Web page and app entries
=======

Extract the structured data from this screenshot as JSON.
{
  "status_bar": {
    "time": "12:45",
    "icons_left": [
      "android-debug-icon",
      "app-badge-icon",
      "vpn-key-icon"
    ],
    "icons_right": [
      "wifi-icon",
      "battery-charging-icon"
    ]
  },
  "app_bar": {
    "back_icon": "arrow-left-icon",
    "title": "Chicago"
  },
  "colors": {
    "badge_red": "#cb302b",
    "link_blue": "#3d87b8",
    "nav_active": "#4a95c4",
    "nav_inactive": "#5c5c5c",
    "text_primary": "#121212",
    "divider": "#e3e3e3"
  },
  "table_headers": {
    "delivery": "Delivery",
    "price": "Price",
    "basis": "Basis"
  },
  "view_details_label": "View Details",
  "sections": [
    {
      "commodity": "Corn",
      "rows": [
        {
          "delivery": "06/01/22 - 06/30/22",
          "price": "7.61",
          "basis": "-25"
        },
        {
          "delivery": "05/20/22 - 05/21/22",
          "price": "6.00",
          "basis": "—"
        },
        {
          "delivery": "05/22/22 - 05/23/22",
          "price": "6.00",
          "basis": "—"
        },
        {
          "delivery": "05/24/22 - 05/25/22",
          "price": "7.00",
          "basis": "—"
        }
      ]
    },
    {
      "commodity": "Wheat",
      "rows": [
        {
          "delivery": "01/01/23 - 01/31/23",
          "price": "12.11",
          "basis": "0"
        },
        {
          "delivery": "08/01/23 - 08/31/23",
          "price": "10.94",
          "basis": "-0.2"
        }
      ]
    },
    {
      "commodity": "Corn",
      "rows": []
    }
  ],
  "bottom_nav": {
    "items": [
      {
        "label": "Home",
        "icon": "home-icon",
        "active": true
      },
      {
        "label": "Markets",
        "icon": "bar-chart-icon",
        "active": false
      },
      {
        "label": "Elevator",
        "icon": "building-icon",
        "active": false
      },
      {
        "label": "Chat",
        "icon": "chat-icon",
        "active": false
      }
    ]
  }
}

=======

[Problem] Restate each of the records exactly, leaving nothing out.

[Reply to the exercise]
Extract the structured data from this screenshot as JSON.
{
  "status_bar": {
    "time": "12:45",
    "icons_left": [
      "android-debug-icon",
      "app-badge-icon",
      "vpn-key-icon"
    ],
    "icons_right": [
      "wifi-icon",
      "battery-charging-icon"
    ]
  },
  "app_bar": {
    "back_icon": "arrow-left-icon",
    "title": "Chicago"
  },
  "colors": {
    "badge_red": "#cb302b",
    "link_blue": "#3d87b8",
    "nav_active": "#4a95c4",
    "nav_inactive": "#5c5c5c",
    "text_primary": "#121212",
    "divider": "#e3e3e3"
  },
  "table_headers": {
    "delivery": "Delivery",
    "price": "Price",
    "basis": "Basis"
  },
  "view_details_label": "View Details",
  "sections": [
    {
      "commodity": "Corn",
      "rows": [
        {
          "delivery": "06/01/22 - 06/30/22",
          "price": "7.61",
          "basis": "-25"
        },
        {
          "delivery": "05/20/22 - 05/21/22",
          "price": "6.00",
          "basis": "—"
        },
        {
          "delivery": "05/22/22 - 05/23/22",
          "price": "6.00",
          "basis": "—"
        },
        {
          "delivery": "05/24/22 - 05/25/22",
          "price": "7.00",
          "basis": "—"
        }
      ]
    },
    {
      "commodity": "Wheat",
      "rows": [
        {
          "delivery": "01/01/23 - 01/31/23",
          "price": "12.11",
          "basis": "0"
        },
        {
          "delivery": "08/01/23 - 08/31/23",
          "price": "10.94",
          "basis": "-0.2"
        }
      ]
    },
    {
      "commodity": "Corn",
      "rows": []
    }
  ],
  "bottom_nav": {
    "items": [
      {
        "label": "Home",
        "icon": "home-icon",
        "active": true
      },
      {
        "label": "Markets",
        "icon": "bar-chart-icon",
        "active": false
      },
      {
        "label": "Elevator",
        "icon": "building-icon",
        "active": false
      },
      {
        "label": "Chat",
        "icon": "chat-icon",
        "active": false
      }
    ]
  }
}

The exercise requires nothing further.